Harriet Harman, Labour's acting leader, said the Conservatives wanted to "set the nations of the country against each other" and threaten "basic rights at work".

The SNP said they were "the only real opposition to the Tories in Westminster", following a Queen's Speech which they said "ties Scotland to the wrong priorities".

Angus Robertson, the SNP's leader at Westminster, said his 56 MPs would "stand firm against the relentless drive of Tory austerity, and their proposals to slash social security spending by removing benefits from young people and freezing benefits for working families" and would make a "a positive case for membership of the EU".

He added: "When it comes to more powers for Scotland, the ball is in David Cameron's court.
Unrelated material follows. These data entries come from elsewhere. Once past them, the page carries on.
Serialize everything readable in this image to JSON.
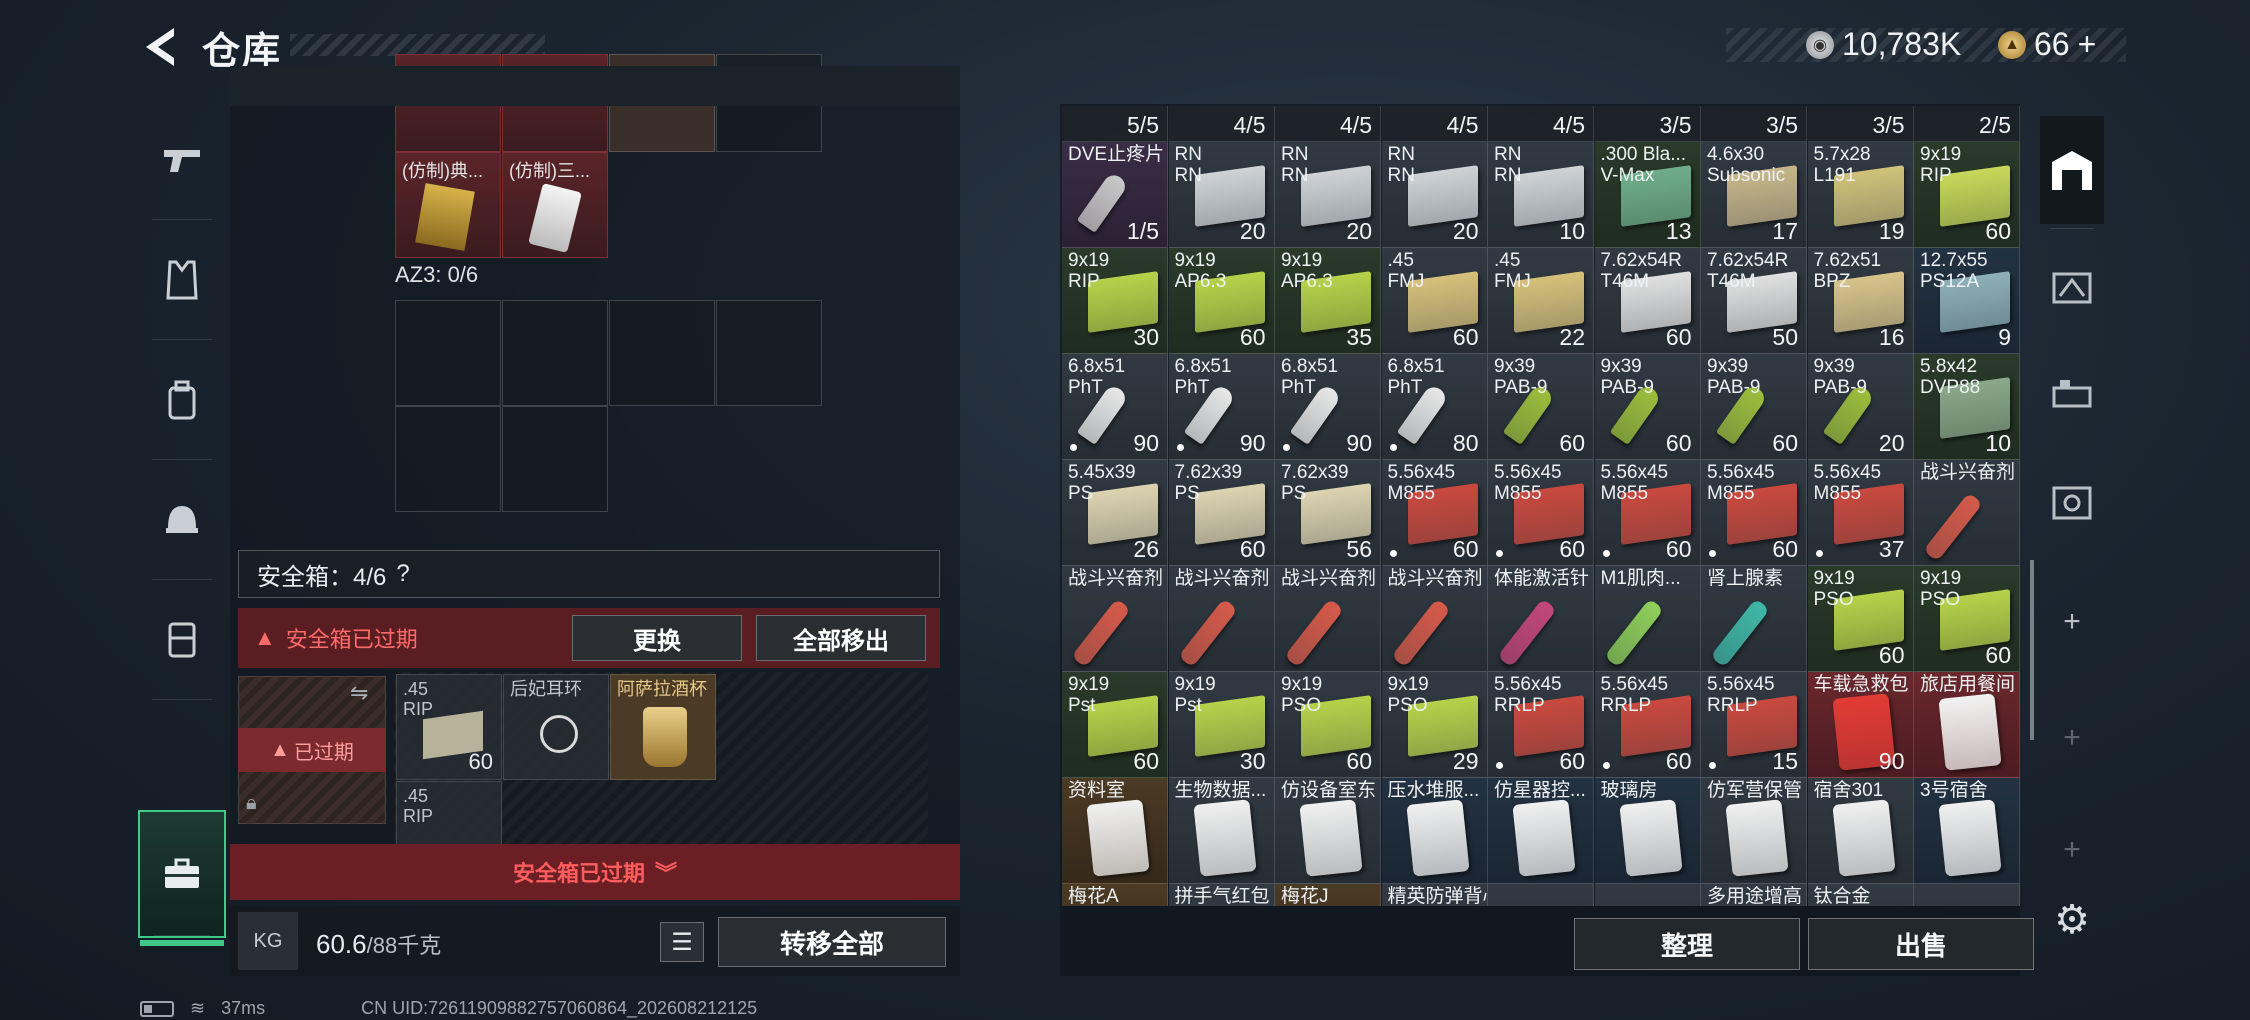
{
  "header": {
    "title": "仓库",
    "silver_amount": "10,783K",
    "gold_amount": "66",
    "gold_plus": "+"
  },
  "left_nav": [
    {
      "icon": "pistol-icon"
    },
    {
      "icon": "armor-vest-icon"
    },
    {
      "icon": "backpack-icon"
    },
    {
      "icon": "helmet-icon"
    },
    {
      "icon": "chest-rig-icon"
    },
    {
      "icon": "toolbox-icon"
    }
  ],
  "left_panel": {
    "top_items": [
      {
        "label": "(仿制)典..."
      },
      {
        "label": "(仿制)三..."
      }
    ],
    "az3_label": "AZ3: 0/6",
    "safe_box_label": "安全箱：4/6",
    "safe_box_help": "?",
    "expired_warning": "安全箱已过期",
    "replace_button": "更换",
    "remove_all_button": "全部移出",
    "safe_expired_tag": "已过期",
    "safe_items": [
      {
        "label": ".45\nRIP",
        "count": "60"
      },
      {
        "label": "后妃耳环",
        "count": ""
      },
      {
        "label": "阿萨拉酒杯",
        "count": ""
      },
      {
        "label": ".45\nRIP",
        "count": ""
      }
    ],
    "bottom_expired": "安全箱已过期",
    "weight_value": "60.6",
    "weight_max": "/88千克",
    "weight_unit_icon": "KG",
    "transfer_all_button": "转移全部"
  },
  "status_bar": {
    "ping": "37ms",
    "uid": "CN UID:72611909882757060864_202608212125"
  },
  "stash": {
    "header_counts": [
      "5/5",
      "4/5",
      "4/5",
      "4/5",
      "4/5",
      "3/5",
      "3/5",
      "3/5",
      "2/5"
    ],
    "rows": [
      [
        {
          "name": "DVE止疼片",
          "count": "1/5",
          "bg": "purple",
          "art": "#c9c9c9",
          "kind": "shell"
        },
        {
          "name": "RN\nRN",
          "count": "20",
          "bg": "gray",
          "art": "#cfd3d6"
        },
        {
          "name": "RN\nRN",
          "count": "20",
          "bg": "gray",
          "art": "#cfd3d6"
        },
        {
          "name": "RN\nRN",
          "count": "20",
          "bg": "gray",
          "art": "#cfd3d6"
        },
        {
          "name": "RN\nRN",
          "count": "10",
          "bg": "gray",
          "art": "#cfd3d6"
        },
        {
          "name": ".300 Bla...\nV-Max",
          "count": "13",
          "bg": "green",
          "art": "#6fae8b"
        },
        {
          "name": "4.6x30\nSubsonic",
          "count": "17",
          "bg": "gray",
          "art": "#c6b68a"
        },
        {
          "name": "5.7x28\nL191",
          "count": "19",
          "bg": "gray",
          "art": "#d0c27a"
        },
        {
          "name": "9x19\nRIP",
          "count": "60",
          "bg": "green",
          "art": "#c8d85a"
        }
      ],
      [
        {
          "name": "9x19\nRIP",
          "count": "30",
          "bg": "green",
          "art": "#b6d24a"
        },
        {
          "name": "9x19\nAP6.3",
          "count": "60",
          "bg": "green",
          "art": "#b6d24a"
        },
        {
          "name": "9x19\nAP6.3",
          "count": "35",
          "bg": "green",
          "art": "#b6d24a"
        },
        {
          "name": ".45\nFMJ",
          "count": "60",
          "bg": "gray",
          "art": "#d6c07a"
        },
        {
          "name": ".45\nFMJ",
          "count": "22",
          "bg": "gray",
          "art": "#d6c07a"
        },
        {
          "name": "7.62x54R\nT46M",
          "count": "60",
          "bg": "gray",
          "art": "#e0e0e0"
        },
        {
          "name": "7.62x54R\nT46M",
          "count": "50",
          "bg": "gray",
          "art": "#e0e0e0"
        },
        {
          "name": "7.62x51\nBPZ",
          "count": "16",
          "bg": "gray",
          "art": "#d8c48a"
        },
        {
          "name": "12.7x55\nPS12A",
          "count": "9",
          "bg": "blue",
          "art": "#8fb0b8"
        }
      ],
      [
        {
          "name": "6.8x51\nPhT",
          "count": "90",
          "bg": "gray",
          "art": "#e8e8e8",
          "kind": "shell",
          "dot": true
        },
        {
          "name": "6.8x51\nPhT",
          "count": "90",
          "bg": "gray",
          "art": "#e8e8e8",
          "kind": "shell",
          "dot": true
        },
        {
          "name": "6.8x51\nPhT",
          "count": "90",
          "bg": "gray",
          "art": "#e8e8e8",
          "kind": "shell",
          "dot": true
        },
        {
          "name": "6.8x51\nPhT",
          "count": "80",
          "bg": "gray",
          "art": "#e8e8e8",
          "kind": "shell",
          "dot": true
        },
        {
          "name": "9x39\nPAB-9",
          "count": "60",
          "bg": "gray",
          "art": "#9bbf3c",
          "kind": "shell"
        },
        {
          "name": "9x39\nPAB-9",
          "count": "60",
          "bg": "gray",
          "art": "#9bbf3c",
          "kind": "shell"
        },
        {
          "name": "9x39\nPAB-9",
          "count": "60",
          "bg": "gray",
          "art": "#9bbf3c",
          "kind": "shell"
        },
        {
          "name": "9x39\nPAB-9",
          "count": "20",
          "bg": "gray",
          "art": "#9bbf3c",
          "kind": "shell"
        },
        {
          "name": "5.8x42\nDVP88",
          "count": "10",
          "bg": "green",
          "art": "#8aa88a"
        }
      ],
      [
        {
          "name": "5.45x39\nPS",
          "count": "26",
          "bg": "gray",
          "art": "#dcd3b0"
        },
        {
          "name": "7.62x39\nPS",
          "count": "60",
          "bg": "gray",
          "art": "#dcd3b0"
        },
        {
          "name": "7.62x39\nPS",
          "count": "56",
          "bg": "gray",
          "art": "#dcd3b0"
        },
        {
          "name": "5.56x45\nM855",
          "count": "60",
          "bg": "gray",
          "art": "#c9493e",
          "dot": true
        },
        {
          "name": "5.56x45\nM855",
          "count": "60",
          "bg": "gray",
          "art": "#c9493e",
          "dot": true
        },
        {
          "name": "5.56x45\nM855",
          "count": "60",
          "bg": "gray",
          "art": "#c9493e",
          "dot": true
        },
        {
          "name": "5.56x45\nM855",
          "count": "60",
          "bg": "gray",
          "art": "#c9493e",
          "dot": true
        },
        {
          "name": "5.56x45\nM855",
          "count": "37",
          "bg": "gray",
          "art": "#c9493e",
          "dot": true
        },
        {
          "name": "战斗兴奋剂",
          "count": "",
          "bg": "gray",
          "art": "#d55a4a",
          "kind": "tube"
        }
      ],
      [
        {
          "name": "战斗兴奋剂",
          "count": "",
          "bg": "gray",
          "art": "#d55a4a",
          "kind": "tube"
        },
        {
          "name": "战斗兴奋剂",
          "count": "",
          "bg": "gray",
          "art": "#d55a4a",
          "kind": "tube"
        },
        {
          "name": "战斗兴奋剂",
          "count": "",
          "bg": "gray",
          "art": "#d55a4a",
          "kind": "tube"
        },
        {
          "name": "战斗兴奋剂",
          "count": "",
          "bg": "gray",
          "art": "#d55a4a",
          "kind": "tube"
        },
        {
          "name": "体能激活针",
          "count": "",
          "bg": "gray",
          "art": "#c4467a",
          "kind": "tube"
        },
        {
          "name": "M1肌肉...",
          "count": "",
          "bg": "gray",
          "art": "#8fd05a",
          "kind": "tube"
        },
        {
          "name": "肾上腺素",
          "count": "",
          "bg": "gray",
          "art": "#3fb8a8",
          "kind": "tube"
        },
        {
          "name": "9x19\nPSO",
          "count": "60",
          "bg": "green",
          "art": "#b6d24a"
        },
        {
          "name": "9x19\nPSO",
          "count": "60",
          "bg": "green",
          "art": "#b6d24a"
        }
      ],
      [
        {
          "name": "9x19\nPst",
          "count": "60",
          "bg": "green",
          "art": "#b6d24a"
        },
        {
          "name": "9x19\nPst",
          "count": "30",
          "bg": "gray",
          "art": "#b6d24a"
        },
        {
          "name": "9x19\nPSO",
          "count": "60",
          "bg": "gray",
          "art": "#b6d24a"
        },
        {
          "name": "9x19\nPSO",
          "count": "29",
          "bg": "gray",
          "art": "#b6d24a"
        },
        {
          "name": "5.56x45\nRRLP",
          "count": "60",
          "bg": "gray",
          "art": "#c9493e",
          "dot": true
        },
        {
          "name": "5.56x45\nRRLP",
          "count": "60",
          "bg": "gray",
          "art": "#c9493e",
          "dot": true
        },
        {
          "name": "5.56x45\nRRLP",
          "count": "15",
          "bg": "gray",
          "art": "#c9493e",
          "dot": true
        },
        {
          "name": "车载急救包",
          "count": "90",
          "bg": "red",
          "art": "#e23b35",
          "kind": "bag"
        },
        {
          "name": "旅店用餐间",
          "count": "",
          "bg": "red",
          "art": "#f2f2f2",
          "kind": "bag"
        }
      ],
      [
        {
          "name": "资料室",
          "count": "",
          "bg": "gold",
          "art": "#f0f0f0",
          "kind": "bag"
        },
        {
          "name": "生物数据...",
          "count": "",
          "bg": "gray",
          "art": "#f0f0f0",
          "kind": "bag"
        },
        {
          "name": "仿设备室东",
          "count": "",
          "bg": "gray",
          "art": "#f0f0f0",
          "kind": "bag"
        },
        {
          "name": "压水堆服...",
          "count": "",
          "bg": "blue",
          "art": "#f0f0f0",
          "kind": "bag"
        },
        {
          "name": "仿星器控...",
          "count": "",
          "bg": "blue",
          "art": "#f0f0f0",
          "kind": "bag"
        },
        {
          "name": "玻璃房",
          "count": "",
          "bg": "blue",
          "art": "#f0f0f0",
          "kind": "bag"
        },
        {
          "name": "仿军营保管",
          "count": "",
          "bg": "gray",
          "art": "#f0f0f0",
          "kind": "bag"
        },
        {
          "name": "宿舍301",
          "count": "",
          "bg": "gray",
          "art": "#f0f0f0",
          "kind": "bag"
        },
        {
          "name": "3号宿舍",
          "count": "",
          "bg": "blue",
          "art": "#f0f0f0",
          "kind": "bag"
        }
      ],
      [
        {
          "name": "梅花A",
          "count": "",
          "bg": "gold",
          "art": "#d04040"
        },
        {
          "name": "拼手气红包",
          "count": "",
          "bg": "gray",
          "art": "#d04040"
        },
        {
          "name": "梅花J",
          "count": "",
          "bg": "gold",
          "art": "#d04040"
        },
        {
          "name": "精英防弹背心",
          "count": "",
          "bg": "gray",
          "art": "#5a6470"
        },
        {
          "name": "",
          "count": "",
          "bg": "gray",
          "art": "#5a6470"
        },
        {
          "name": "",
          "count": "",
          "bg": "gray",
          "art": "#5a6470"
        },
        {
          "name": "多用途增高",
          "count": "",
          "bg": "gray",
          "art": "#5a6470"
        },
        {
          "name": "钛合金",
          "count": "",
          "bg": "gray",
          "art": "#5a6470"
        },
        {
          "name": "",
          "count": "",
          "bg": "gray",
          "art": "#5a6470"
        }
      ]
    ],
    "sort_button": "整理",
    "sell_button": "出售"
  },
  "right_nav": [
    {
      "icon": "warehouse-icon"
    },
    {
      "icon": "gti-storage-1-icon"
    },
    {
      "icon": "gti-storage-2-icon"
    },
    {
      "icon": "vault-icon"
    },
    {
      "icon": "add-storage-icon",
      "label": "+"
    },
    {
      "icon": "add-storage-icon",
      "label": "+"
    },
    {
      "icon": "add-storage-icon",
      "label": "+"
    }
  ],
  "settings_icon": "gear-icon"
}
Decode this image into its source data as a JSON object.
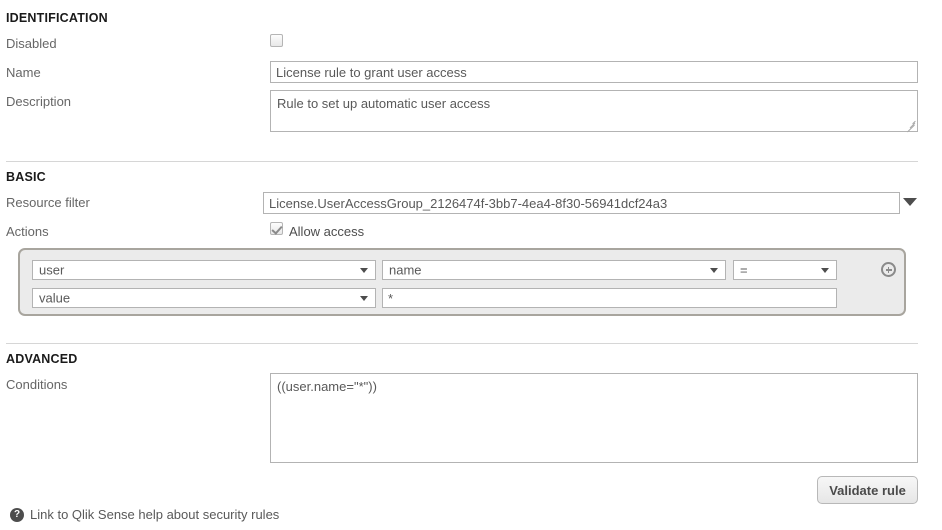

Anything less than implementation of the Smith Commission in full would be a breach of faith."

Un référendum sur le maintien du Royaume-Uni dans l'UE « avant la fin de 2017 »
La reine Élisabeth, se dirigeant vers le trône pour son discours.La reine Élisabeth, se dirigeant vers le trône pour son discours.  Photo :  Suzanne Plunkett / Reuters

La reine Élisabeth a confirmé mercredi devant le Parlement britannique que le gouvernement présenterait un projet de loi référendaire sur le maintien du Royaume-Uni dans l'Union européenne, dans son traditionnel discours sur le programme du nouveau gouvernement.

Rédigé par les services du premier ministre David Cameron, ce discours ouvre la nouvelle législature issue des élections du 7 mai, que le Parti conservateur a largement remportées.

« Une législation sera rapidement introduite relative à un référendum pour ou contre le maintien dans l'Union européenne avant la fin de 2017 », a déclaré la reine devant la Chambre des communes pour le compte du premier ministre.

« Mon gouvernement renégociera la relation du Royaume-Uni avec l'Union européenne et recherchera une réforme de l'Union européenne au bénéfice de tous les États membres », a ajouté la reine.

Au cours de sa campagne victorieuse, Cameron a promis de renégocier le fonctionnement de l'UE et de consulter ses compatriotes, évoquant la fin 2017 « au plus tard ».